▸ What you have to do:
Filter these records by the string "range", copying each line that holds it.

(Data records for software interfaces)
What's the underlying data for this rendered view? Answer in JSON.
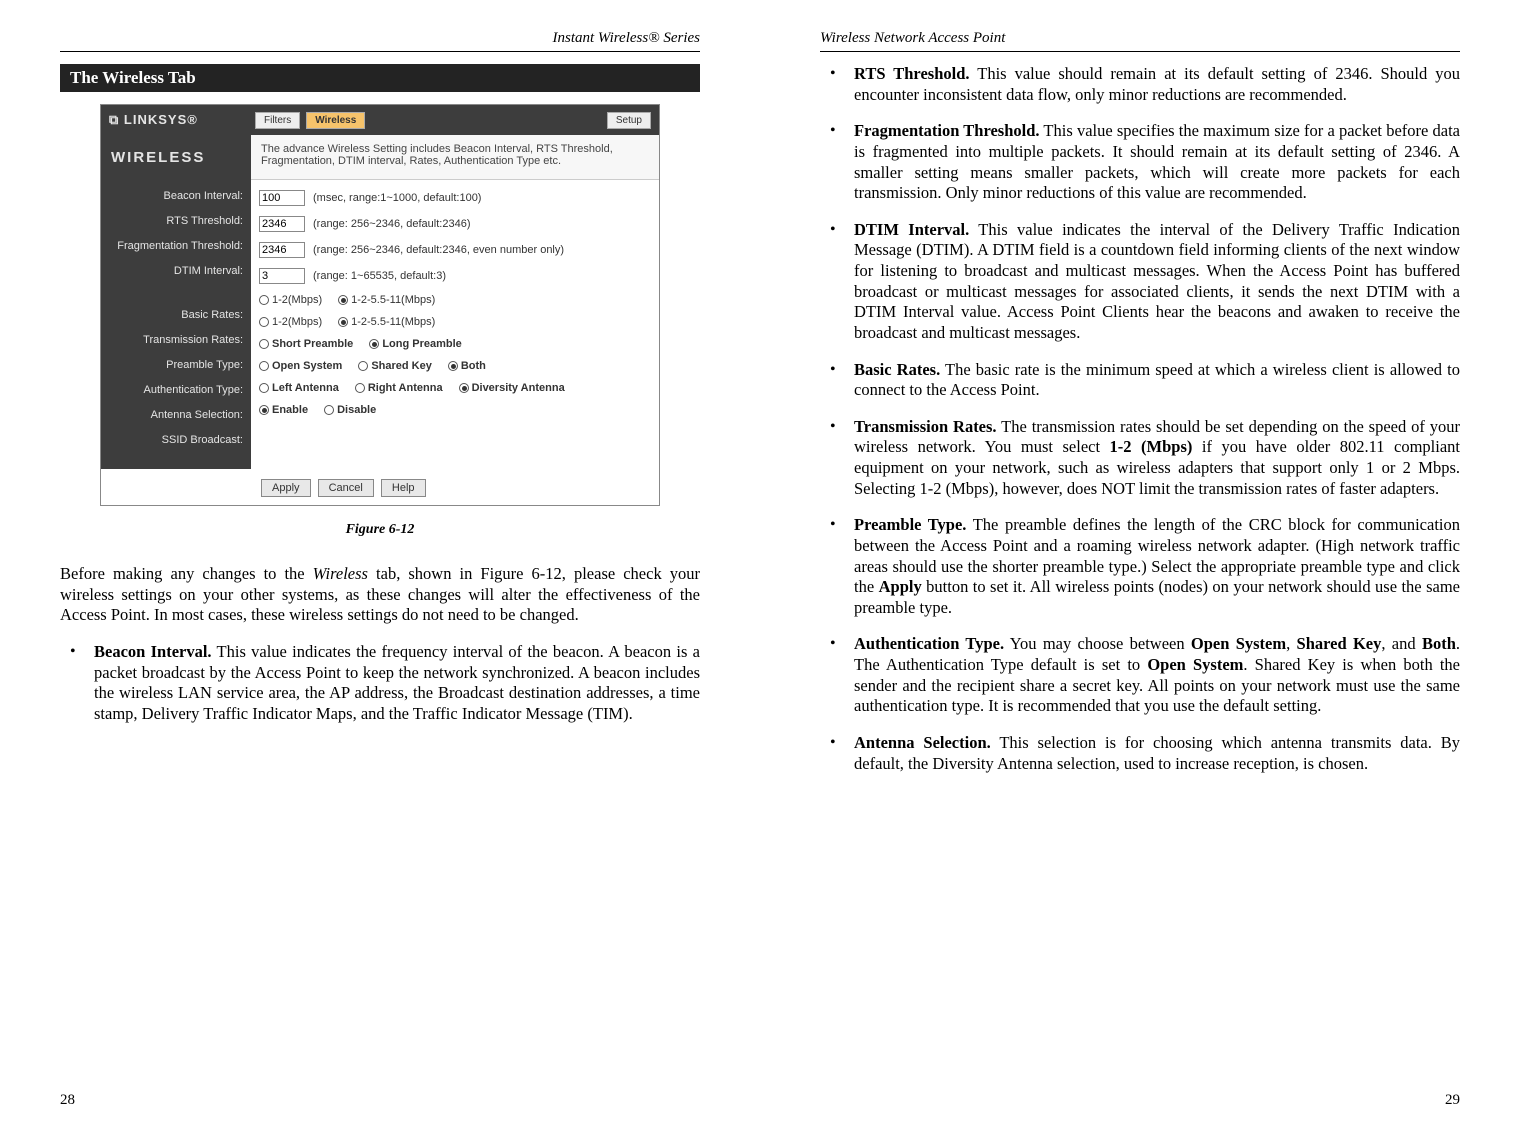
{
  "left": {
    "header": "Instant Wireless® Series",
    "section_title": "The Wireless Tab",
    "page_num": "28"
  },
  "right": {
    "header": "Wireless Network Access Point",
    "page_num": "29"
  },
  "screenshot": {
    "logo": "⧉ LINKSYS®",
    "tabs": [
      "Filters",
      "Wireless"
    ],
    "setup_btn": "Setup",
    "sidebar_title": "WIRELESS",
    "desc": "The advance Wireless Setting includes Beacon Interval, RTS Threshold, Fragmentation, DTIM interval, Rates, Authentication Type etc.",
    "labels": {
      "beacon": "Beacon Interval:",
      "rts": "RTS Threshold:",
      "frag": "Fragmentation Threshold:",
      "dtim": "DTIM Interval:",
      "basic": "Basic Rates:",
      "trans": "Transmission Rates:",
      "preamble": "Preamble Type:",
      "auth": "Authentication Type:",
      "antenna": "Antenna Selection:",
      "ssid": "SSID Broadcast:"
    },
    "fields": {
      "beacon_val": "100",
      "beacon_hint": "(msec, range:1~1000, default:100)",
      "rts_val": "2346",
      "rts_hint": "(range: 256~2346, default:2346)",
      "frag_val": "2346",
      "frag_hint": "(range: 256~2346, default:2346, even number only)",
      "dtim_val": "3",
      "dtim_hint": "(range: 1~65535, default:3)",
      "rate_opt1": "1-2(Mbps)",
      "rate_opt2": "1-2-5.5-11(Mbps)",
      "preamble_opt1": "Short Preamble",
      "preamble_opt2": "Long Preamble",
      "auth_opt1": "Open System",
      "auth_opt2": "Shared Key",
      "auth_opt3": "Both",
      "ant_opt1": "Left Antenna",
      "ant_opt2": "Right Antenna",
      "ant_opt3": "Diversity Antenna",
      "ssid_opt1": "Enable",
      "ssid_opt2": "Disable"
    },
    "buttons": {
      "apply": "Apply",
      "cancel": "Cancel",
      "help": "Help"
    }
  },
  "figure_caption": "Figure 6-12",
  "intro_para_pre": "Before making any changes to the ",
  "intro_para_italic": "Wireless",
  "intro_para_post": " tab, shown in Figure 6-12, please check your wireless settings on your other systems, as these changes will alter the effectiveness of the Access Point. In most cases, these wireless settings do not need to be changed.",
  "bullets_left": [
    {
      "title": "Beacon Interval.",
      "text": "  This value indicates the frequency interval of the beacon. A beacon is a packet broadcast by the Access Point to keep the network synchronized. A beacon includes the wireless LAN service area, the AP address, the Broadcast destination addresses, a time stamp, Delivery Traffic Indicator Maps, and the Traffic Indicator Message (TIM)."
    }
  ],
  "bullets_right": [
    {
      "title": "RTS Threshold.",
      "text": "  This value should remain at its default setting of 2346. Should you encounter inconsistent data flow, only minor reductions are recommended."
    },
    {
      "title": "Fragmentation Threshold.",
      "text": "  This value specifies the maximum size for a packet before data is fragmented into multiple packets. It should remain at its default setting of 2346. A smaller setting means smaller packets, which will create more packets for each transmission. Only minor reductions of this value are recommended."
    },
    {
      "title": "DTIM Interval.",
      "text": "  This value indicates the interval of the Delivery Traffic Indication Message (DTIM). A DTIM field is a countdown field informing clients of the next window for listening to broadcast and multicast messages. When the Access Point has buffered broadcast or multicast messages for associated clients, it sends the next DTIM with a DTIM Interval value. Access Point Clients hear the beacons and awaken to receive the broadcast and multicast messages."
    },
    {
      "title": "Basic Rates.",
      "text": " The basic rate is the minimum speed at which a wireless client is allowed to connect to the Access Point."
    }
  ],
  "trans_title": "Transmission Rates.",
  "trans_pre": " The transmission rates should be set depending on the speed of your wireless network. You must select ",
  "trans_bold": "1-2 (Mbps)",
  "trans_post": " if you have older 802.11 compliant equipment on your network, such as wireless adapters that support only 1 or 2 Mbps. Selecting 1-2 (Mbps), however, does NOT limit the transmission rates of faster adapters.",
  "preamble_title": "Preamble Type.",
  "preamble_pre": " The preamble defines the length of the CRC block for communication between the Access Point and a roaming wireless network adapter. (High network traffic areas should use the shorter preamble type.) Select the appropriate preamble type and click the ",
  "preamble_bold": "Apply",
  "preamble_post": " button to set it. All wireless points (nodes) on your network should use the same preamble type.",
  "auth_title": "Authentication Type.",
  "auth_pre": " You may choose between ",
  "auth_b1": "Open System",
  "auth_mid1": ", ",
  "auth_b2": "Shared Key",
  "auth_mid2": ", and ",
  "auth_b3": "Both",
  "auth_mid3": ".  The Authentication Type default is set to ",
  "auth_b4": "Open System",
  "auth_post": ". Shared Key is when both the sender and the recipient share a secret key. All points on your network must use the same authentication type. It is recommended that you use the default setting.",
  "antenna_title": "Antenna Selection.",
  "antenna_text": "  This selection is for choosing which antenna transmits data. By default, the Diversity Antenna selection, used to increase reception, is chosen."
}
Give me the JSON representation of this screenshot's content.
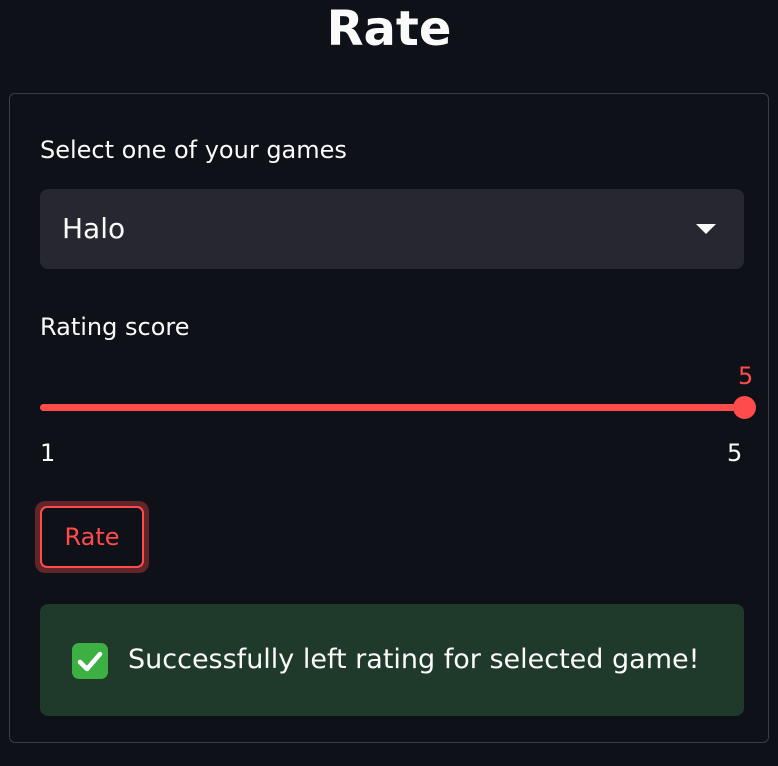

▸ Answer below:
      "beacon_hint": "(msec, range:1~1000, default:100)",
      "rts_hint": "(range: 256~2346, default:2346)",
      "frag_hint": "(range: 256~2346, default:2346, even number only)",
      "dtim_hint": "(range: 1~65535, default:3)",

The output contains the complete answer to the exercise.